As it turns out, Warp is looking good even at this early stage.
Players take control of a truly adorable little lab experiment/monstrosity who has the power to teleport a short distance. Players use the twinstick formula to amble around and rotate a small reticle that indicates the destination of your warp. A quick button press later and you'll instantly appear at your target - teleporting through walls or behind enemies in the process.
Ah, yes. Enemies. As soon as you escape the first laboratory testing chamber, you'll have to contend with roving patrols of armed guards and panicky, helpless scientists (who can still raise the alarm if more powerful antagonists happen to be around). My first instinct was to use the unique teleportation mechanic to manoeuver around behind them; keeping out of sight by hiding in their blind spot and warping through walls before they reached the end of their patrol route. Stealth is incredibly important as a single enemy bullet will kill you stone dead, putting the emphasis on working out the best route through any given selection of rooms.
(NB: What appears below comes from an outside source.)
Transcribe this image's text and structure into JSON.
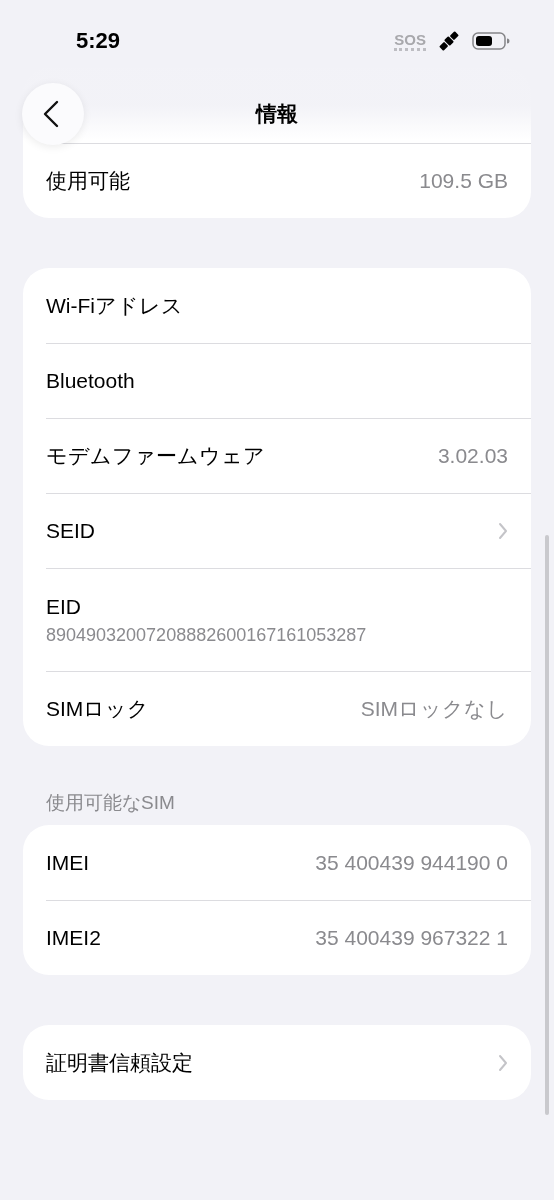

However, the Trapdoor rep was keen for me to try something else. When the reticle is centred on an enemy soldier or scientist, you can warp inside them, causing them to convulse in paroxysms of horrible agony as you occupied. I was instantly surprised at the sudden gritty realism of the source material and the odd juxtaposition with the cutesy character... and then, with a smile on her face, the rep told me to waggle the thumbstick. So obligingly, I did. And the hapless scientist erupted into a gory fountain of blood, bones and gibs.
It was awesome.
Click here to continue reading our Warp preview >>